*Required work*.
All entries below must be output word for word, and the pictures left behind.

****

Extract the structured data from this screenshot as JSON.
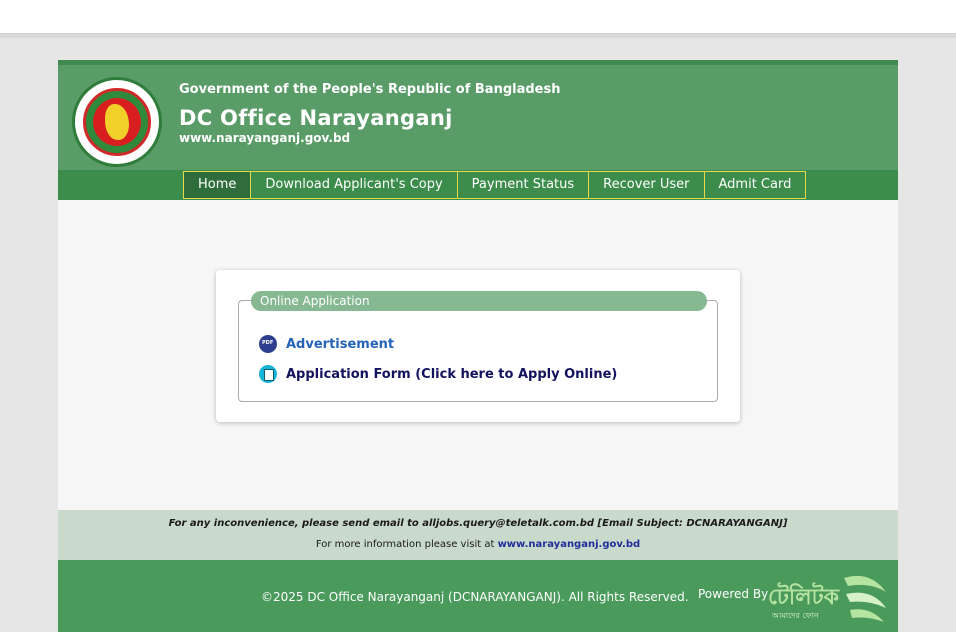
{
  "header": {
    "government": "Government of the People's Republic of Bangladesh",
    "office": "DC Office Narayanganj",
    "website": "www.narayanganj.gov.bd",
    "emblem_icon": "bangladesh-government-emblem"
  },
  "nav": {
    "items": [
      {
        "label": "Home"
      },
      {
        "label": "Download Applicant's Copy"
      },
      {
        "label": "Payment Status"
      },
      {
        "label": "Recover User"
      },
      {
        "label": "Admit Card"
      }
    ]
  },
  "panel": {
    "legend": "Online Application",
    "advertisement": "Advertisement",
    "application_form": "Application Form (Click here to Apply Online)",
    "advertisement_icon": "pdf-icon",
    "application_form_icon": "form-icon"
  },
  "info": {
    "line1": "For any inconvenience, please send email to alljobs.query@teletalk.com.bd [Email Subject: DCNARAYANGANJ]",
    "line2_prefix": "For more information please visit at",
    "line2_link": "www.narayanganj.gov.bd"
  },
  "footer": {
    "copyright": "©2025 DC Office Narayanganj (DCNARAYANGANJ). All Rights Reserved.",
    "powered_by": "Powered By",
    "brand_name": "টেলিটক",
    "brand_tagline": "আমাদের ফোন"
  },
  "colors": {
    "header_green": "#5a9c68",
    "nav_green": "#3c8c4c",
    "nav_border_yellow": "#e5d84a",
    "footer_green": "#4a9a5c",
    "legend_green": "#86b892"
  }
}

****

*Problem solution*.
Extract the structured data from this screenshot as JSON.
{
  "header": {
    "government": "Government of the People's Republic of Bangladesh",
    "office": "DC Office Narayanganj",
    "website": "www.narayanganj.gov.bd",
    "emblem_icon": "bangladesh-government-emblem"
  },
  "nav": {
    "items": [
      {
        "label": "Home"
      },
      {
        "label": "Download Applicant's Copy"
      },
      {
        "label": "Payment Status"
      },
      {
        "label": "Recover User"
      },
      {
        "label": "Admit Card"
      }
    ]
  },
  "panel": {
    "legend": "Online Application",
    "advertisement": "Advertisement",
    "application_form": "Application Form (Click here to Apply Online)",
    "advertisement_icon": "pdf-icon",
    "application_form_icon": "form-icon"
  },
  "info": {
    "line1": "For any inconvenience, please send email to alljobs.query@teletalk.com.bd [Email Subject: DCNARAYANGANJ]",
    "line2_prefix": "For more information please visit at",
    "line2_link": "www.narayanganj.gov.bd"
  },
  "footer": {
    "copyright": "©2025 DC Office Narayanganj (DCNARAYANGANJ). All Rights Reserved.",
    "powered_by": "Powered By",
    "brand_name": "টেলিটক",
    "brand_tagline": "আমাদের ফোন"
  },
  "colors": {
    "header_green": "#5a9c68",
    "nav_green": "#3c8c4c",
    "nav_border_yellow": "#e5d84a",
    "footer_green": "#4a9a5c",
    "legend_green": "#86b892"
  }
}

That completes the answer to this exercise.